Solar Impulse 2, an ambitious plane flying around the world using nothing but solar power, is preparing to take off again today after a nine-month delay.
The aircraft, which has a wingspan of 72 meters (236 feet) and has 17,000 solar cells on its wings, was grounded in Hawaii in July 2015, when the seasonal changes meant there was no longer enough sunlight to continue its journey, in addition to a problem with the plane’s batteries. Today, with the added sunlight of spring and summer, the mission has now resumed.
The project is the brainchild of André Borschberg and Bertrand Piccard, both from Switzerland, who are taking it in turns to fly the single-seater vehicle.
“As we experienced many times with Solar Impulse, obstacles often turn out to be opportunities for improvement,” said Borschberg in a statement. “Ultimately, this time was used to recreate the strong mindset within the team to continue our adventure. It takes sometimes more time to build up the right spirit then to develop new technologies.”
You can watch a live stream from the cockpit above
Despite its size, the plane is as light as a car, making flying it quite difficult. To complete its round the world trip, the plane has been making pit stops in various countries along the way. It began in Abu Dhabi in March 2015, before visiting Oman, India, Myanmar, China, Japan, and now the United States. The round the world trip has been broken into 12 legs, varying in flight time from several hours to up to five days.
The aircraft is now beginning one of the most treacherous flights of its journey, a 3-day trek from Hawaii to Mountain View, California. Piccard is expected to touch down on Saturday morning.
Solar Impulse 2 was designed to showcase the possibilities of solar power, in a world that is increasingly realizing the importance of renewable energy. Both the founders believe that solar power can contribute to a clean future on Earth, and they are using this rather lavish public relations stunt to get that point across.
“Thank you to the whole #solarimpulse team all over the world for making my dream a reality!” Piccard, who is flying this leg of the trip, tweeted before take off.
Shown are the routes the plane may take. Solar Impulse/Flickr
The plane itself is a marvel of engineering. Despite its array of solar panels, it has a rather minimal source of power, with a top speed of just 138 km/h (86mph). To take off, it actually needs people on bikes to essentially give it a push start. Any moderate to high wind also makes take-off dangerous, so the team often wait for periods of quiet.

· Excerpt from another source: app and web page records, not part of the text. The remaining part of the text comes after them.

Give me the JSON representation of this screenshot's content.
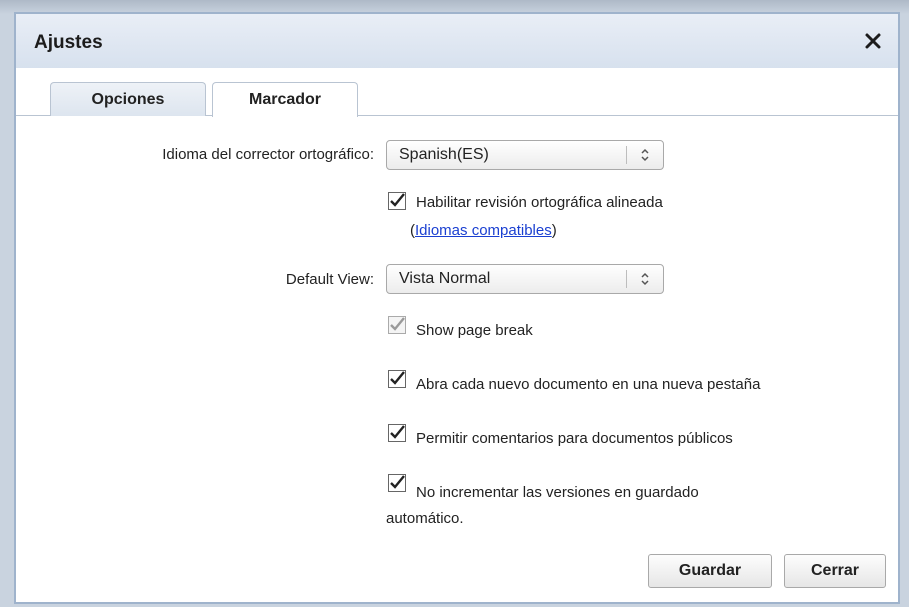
{
  "dialog": {
    "title": "Ajustes"
  },
  "tabs": [
    {
      "label": "Opciones",
      "active": true
    },
    {
      "label": "Marcador",
      "active": false
    }
  ],
  "spell_language": {
    "label": "Idioma del corrector ortográfico:",
    "value": "Spanish(ES)"
  },
  "inline_spellcheck": {
    "label": "Habilitar revisión ortográfica alineada",
    "checked": true,
    "link_prefix": "(",
    "link_text": "Idiomas compatibles",
    "link_suffix": ")"
  },
  "default_view": {
    "label": "Default View:",
    "value": "Vista Normal"
  },
  "options": [
    {
      "label": "Show page break",
      "checked": true,
      "disabled": true
    },
    {
      "label": "Abra cada nuevo documento en una nueva pestaña",
      "checked": true,
      "disabled": false
    },
    {
      "label": "Permitir comentarios para documentos públicos",
      "checked": true,
      "disabled": false
    },
    {
      "label": "No incrementar las versiones en guardado",
      "label_cont": "automático.",
      "checked": true,
      "disabled": false
    }
  ],
  "buttons": {
    "save": "Guardar",
    "close": "Cerrar"
  },
  "colors": {
    "titlebar": "#dde5ef",
    "border": "#9fb3cc",
    "link": "#1a3fd1"
  }
}
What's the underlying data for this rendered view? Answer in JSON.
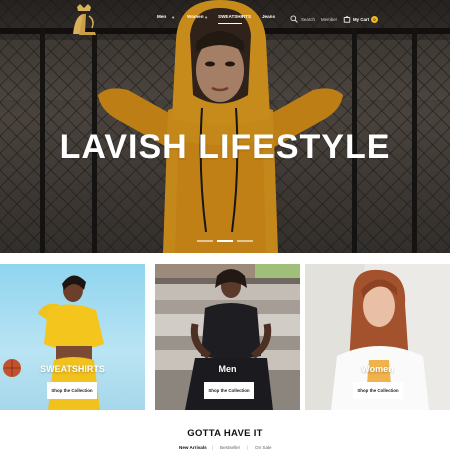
{
  "nav": {
    "items": [
      {
        "label": "Men",
        "dropdown": true
      },
      {
        "label": "Women",
        "dropdown": true
      },
      {
        "label": "SWEATSHIRTS",
        "active": true
      },
      {
        "label": "Jeans",
        "dropdown": false
      }
    ]
  },
  "header": {
    "search_label": "Search",
    "account_label": "Member",
    "cart_label": "My Cart",
    "cart_count": "0",
    "accent": "#f2b81f"
  },
  "hero": {
    "title": "LAVISH LIFESTYLE",
    "slide_count": 3,
    "active_slide": 2
  },
  "categories": [
    {
      "label": "SWEATSHIRTS",
      "button": "Shop the Collection"
    },
    {
      "label": "Men",
      "button": "Shop the Collection"
    },
    {
      "label": "Women",
      "button": "Shop the Collection"
    }
  ],
  "section": {
    "title": "GOTTA HAVE IT",
    "filters": [
      {
        "label": "New Arrivals",
        "active": true
      },
      {
        "label": "Bestseller",
        "active": false
      },
      {
        "label": "On Sale",
        "active": false
      }
    ]
  }
}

During the flight, the pilots are monitored by a team at mission control in Monaco. Inside, to save on weight (the entire plane weighs just 2.3 tonnes), the pilots operate with very limited resources. There is no autopilot, so the only time to rest that they get are short 20-minute “cat naps," even on the multi-day flights, while a lack of heating means they must keep themselves wrapped up warm. Food comes in the form of pre-packed meals, and going to the toilet involves using a rather unenvious hole in their seat.
The plan is to land in two more locations in the U.S. this year, before a daunting final leg crossing the Atlantic and ending in either southern Europe or north Africa. But despite the delays, the mission will have been a considerable success if and when it is completed.
Here’s hoping it makes it to its final destination safe and sound. You can be sure we’ll be tuning in along the way.
Images via Solar Impulse/Flickr